Kwon's photographs stand on a sleek and clearly ordered surface. His images within amusements of powerful light and flowery colors that appeal to our all parts of sentiments provide us with conceptual and visual enjoyment. However, these amusements of colors and light seemingly fly away after the evaporation of the confidential externality of its strengthened surface. In particular, Kwon's huge external format lets small things become huge on a monumental level and thus eliminates hierarchy within the canvas. This also removes the horizon line and the vanishing point in order to let viewers catch the lively scenes at a glance and therefore the images are confined within a depthless surface. Such configured images shown in a single dimension, with repetition and an absence of a center, and indifference between the perimeter and the outskirts allow the audiences' gaze to wander around within the emptiness. There is nothing behind the single dimensional image, nor does a central point that holds the viewers' gaze exist.
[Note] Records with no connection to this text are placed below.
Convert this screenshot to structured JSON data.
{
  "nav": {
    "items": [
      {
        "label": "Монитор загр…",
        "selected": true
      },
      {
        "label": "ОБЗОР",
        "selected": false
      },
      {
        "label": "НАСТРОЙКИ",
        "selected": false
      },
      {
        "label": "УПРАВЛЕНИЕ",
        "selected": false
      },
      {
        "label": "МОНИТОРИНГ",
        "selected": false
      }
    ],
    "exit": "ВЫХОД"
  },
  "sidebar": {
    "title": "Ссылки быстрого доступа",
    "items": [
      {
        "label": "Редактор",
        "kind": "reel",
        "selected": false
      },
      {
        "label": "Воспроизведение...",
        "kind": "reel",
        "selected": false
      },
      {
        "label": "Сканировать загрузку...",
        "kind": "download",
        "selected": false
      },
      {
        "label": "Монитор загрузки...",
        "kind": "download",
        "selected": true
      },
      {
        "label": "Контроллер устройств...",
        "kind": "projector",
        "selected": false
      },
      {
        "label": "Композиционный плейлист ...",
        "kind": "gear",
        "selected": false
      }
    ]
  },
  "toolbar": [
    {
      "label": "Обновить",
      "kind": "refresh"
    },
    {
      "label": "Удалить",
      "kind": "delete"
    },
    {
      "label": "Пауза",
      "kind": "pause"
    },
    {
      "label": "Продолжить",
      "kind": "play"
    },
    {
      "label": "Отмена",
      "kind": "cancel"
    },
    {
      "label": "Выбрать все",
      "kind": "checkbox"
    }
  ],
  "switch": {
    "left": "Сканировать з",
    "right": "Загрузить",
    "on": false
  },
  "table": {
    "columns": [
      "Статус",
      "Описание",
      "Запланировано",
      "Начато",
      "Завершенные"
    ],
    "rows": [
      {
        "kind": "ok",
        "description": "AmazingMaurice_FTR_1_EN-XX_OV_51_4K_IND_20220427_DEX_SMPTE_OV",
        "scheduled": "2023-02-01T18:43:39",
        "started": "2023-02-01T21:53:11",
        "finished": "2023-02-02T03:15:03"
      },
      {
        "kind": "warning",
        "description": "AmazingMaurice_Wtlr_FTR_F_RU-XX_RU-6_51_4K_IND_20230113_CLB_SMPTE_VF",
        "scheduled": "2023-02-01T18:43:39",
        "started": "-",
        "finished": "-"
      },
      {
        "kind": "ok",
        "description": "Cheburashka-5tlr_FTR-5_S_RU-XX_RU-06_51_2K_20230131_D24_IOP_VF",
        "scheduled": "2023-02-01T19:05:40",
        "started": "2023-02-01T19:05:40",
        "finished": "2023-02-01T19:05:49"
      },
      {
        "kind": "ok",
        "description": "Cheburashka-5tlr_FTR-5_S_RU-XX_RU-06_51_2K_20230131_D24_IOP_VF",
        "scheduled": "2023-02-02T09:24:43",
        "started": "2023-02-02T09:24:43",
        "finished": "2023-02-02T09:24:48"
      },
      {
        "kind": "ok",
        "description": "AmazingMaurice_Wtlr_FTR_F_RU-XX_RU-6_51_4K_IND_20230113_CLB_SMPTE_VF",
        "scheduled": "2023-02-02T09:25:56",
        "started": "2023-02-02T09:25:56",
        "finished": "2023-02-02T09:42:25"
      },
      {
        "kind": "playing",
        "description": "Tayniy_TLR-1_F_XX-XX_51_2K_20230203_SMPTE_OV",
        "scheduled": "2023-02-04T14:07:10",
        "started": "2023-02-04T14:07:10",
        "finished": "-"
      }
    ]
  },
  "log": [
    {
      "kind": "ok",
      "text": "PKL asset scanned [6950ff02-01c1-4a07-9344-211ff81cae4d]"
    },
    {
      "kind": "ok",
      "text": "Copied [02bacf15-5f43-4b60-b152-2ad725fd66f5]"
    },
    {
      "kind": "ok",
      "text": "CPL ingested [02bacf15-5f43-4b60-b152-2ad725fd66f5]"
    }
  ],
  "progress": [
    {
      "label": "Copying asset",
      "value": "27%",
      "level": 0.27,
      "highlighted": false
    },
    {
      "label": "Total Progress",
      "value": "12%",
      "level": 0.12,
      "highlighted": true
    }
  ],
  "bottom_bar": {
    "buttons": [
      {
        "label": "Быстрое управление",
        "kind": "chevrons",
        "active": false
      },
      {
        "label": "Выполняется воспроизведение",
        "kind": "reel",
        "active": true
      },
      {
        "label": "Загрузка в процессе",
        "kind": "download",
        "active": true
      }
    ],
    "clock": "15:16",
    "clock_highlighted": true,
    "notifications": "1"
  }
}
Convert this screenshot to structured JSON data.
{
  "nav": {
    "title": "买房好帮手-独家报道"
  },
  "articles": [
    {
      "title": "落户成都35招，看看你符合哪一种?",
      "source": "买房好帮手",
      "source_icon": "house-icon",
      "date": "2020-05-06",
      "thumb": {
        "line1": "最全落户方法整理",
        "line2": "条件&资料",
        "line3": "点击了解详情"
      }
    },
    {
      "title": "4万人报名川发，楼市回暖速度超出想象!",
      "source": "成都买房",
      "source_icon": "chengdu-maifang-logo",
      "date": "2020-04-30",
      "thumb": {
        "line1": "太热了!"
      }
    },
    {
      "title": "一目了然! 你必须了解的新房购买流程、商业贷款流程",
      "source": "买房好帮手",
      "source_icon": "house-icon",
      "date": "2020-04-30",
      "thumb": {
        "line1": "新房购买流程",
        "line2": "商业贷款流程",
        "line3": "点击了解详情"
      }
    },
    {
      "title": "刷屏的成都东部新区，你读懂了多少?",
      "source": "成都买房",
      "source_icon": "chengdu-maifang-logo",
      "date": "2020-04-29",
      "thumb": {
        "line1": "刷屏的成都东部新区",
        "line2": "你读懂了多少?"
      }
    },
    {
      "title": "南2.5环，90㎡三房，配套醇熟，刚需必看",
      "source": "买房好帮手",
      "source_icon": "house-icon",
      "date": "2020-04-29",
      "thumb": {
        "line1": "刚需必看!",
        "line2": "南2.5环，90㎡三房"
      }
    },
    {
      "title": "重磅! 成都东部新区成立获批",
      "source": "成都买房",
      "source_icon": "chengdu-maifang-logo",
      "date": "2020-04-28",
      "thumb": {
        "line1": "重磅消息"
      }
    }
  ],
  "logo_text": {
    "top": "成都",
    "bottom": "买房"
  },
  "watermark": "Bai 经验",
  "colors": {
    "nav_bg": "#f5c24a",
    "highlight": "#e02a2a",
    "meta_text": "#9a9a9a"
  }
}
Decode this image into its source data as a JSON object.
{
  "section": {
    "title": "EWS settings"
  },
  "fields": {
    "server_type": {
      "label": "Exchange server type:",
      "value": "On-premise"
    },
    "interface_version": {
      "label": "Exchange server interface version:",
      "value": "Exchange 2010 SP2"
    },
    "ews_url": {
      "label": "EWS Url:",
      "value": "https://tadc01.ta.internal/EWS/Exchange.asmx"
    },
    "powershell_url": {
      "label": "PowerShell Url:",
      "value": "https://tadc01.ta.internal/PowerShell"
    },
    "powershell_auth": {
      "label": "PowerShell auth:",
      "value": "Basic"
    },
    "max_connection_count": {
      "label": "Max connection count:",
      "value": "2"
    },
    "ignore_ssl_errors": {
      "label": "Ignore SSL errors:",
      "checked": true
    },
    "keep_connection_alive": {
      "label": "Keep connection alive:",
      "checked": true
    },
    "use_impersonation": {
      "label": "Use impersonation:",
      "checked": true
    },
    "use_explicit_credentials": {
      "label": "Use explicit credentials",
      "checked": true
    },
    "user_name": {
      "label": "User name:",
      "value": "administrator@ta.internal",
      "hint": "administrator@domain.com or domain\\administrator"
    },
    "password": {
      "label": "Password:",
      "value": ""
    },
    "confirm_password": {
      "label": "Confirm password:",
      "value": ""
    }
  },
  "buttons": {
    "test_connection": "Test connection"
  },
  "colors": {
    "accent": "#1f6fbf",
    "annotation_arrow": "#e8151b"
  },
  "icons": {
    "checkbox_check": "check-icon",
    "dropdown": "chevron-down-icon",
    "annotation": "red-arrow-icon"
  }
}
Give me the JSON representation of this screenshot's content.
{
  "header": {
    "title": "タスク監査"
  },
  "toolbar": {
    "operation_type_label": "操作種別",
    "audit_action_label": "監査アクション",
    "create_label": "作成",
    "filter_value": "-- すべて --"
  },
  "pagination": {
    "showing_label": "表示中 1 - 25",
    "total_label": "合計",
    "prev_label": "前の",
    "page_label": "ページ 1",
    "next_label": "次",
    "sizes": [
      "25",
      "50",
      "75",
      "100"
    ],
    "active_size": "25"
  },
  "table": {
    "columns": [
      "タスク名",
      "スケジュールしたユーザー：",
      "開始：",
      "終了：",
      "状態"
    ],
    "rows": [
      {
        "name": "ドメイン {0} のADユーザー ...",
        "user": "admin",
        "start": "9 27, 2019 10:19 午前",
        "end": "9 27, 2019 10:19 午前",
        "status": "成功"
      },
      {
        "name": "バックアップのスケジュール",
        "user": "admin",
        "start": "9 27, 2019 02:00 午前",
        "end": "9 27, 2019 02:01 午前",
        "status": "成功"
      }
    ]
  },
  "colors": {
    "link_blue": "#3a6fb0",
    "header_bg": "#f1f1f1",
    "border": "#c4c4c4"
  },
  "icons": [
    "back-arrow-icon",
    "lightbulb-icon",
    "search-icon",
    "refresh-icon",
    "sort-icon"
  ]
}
Each portion of the image seemingly has the same worth as the others, but only the relationship among the parts gains meaning. In this context, a certain emptiness rules over by and large. In addition, there is no hierarchy among the each spectacle as no hierarchy exists within a single image. All the scenes are equal within their ordinary dailiness or completely presented artificiality. As all coming events and spectacles are merely artificial, each moment that imitates such events are portrayed in complete configuration, while any stark contingency or irregularity is confidentially eliminated. An individual within the sleek, flawless, and tolerably transparent world is nothing more than a part of a huge machine and merely repeats hollow acts.
Kwon's photographs are given birth through the artist's intense labor as one can see in the large amount of equipment, the huge-sized camera, light settings, sets, and even in his careful choosing of characters. Thus, his photographs portray our hollow reality as a solid and configured entity of images.
Soukyoun LEE / Chief Curator of the Sungkok Art Museum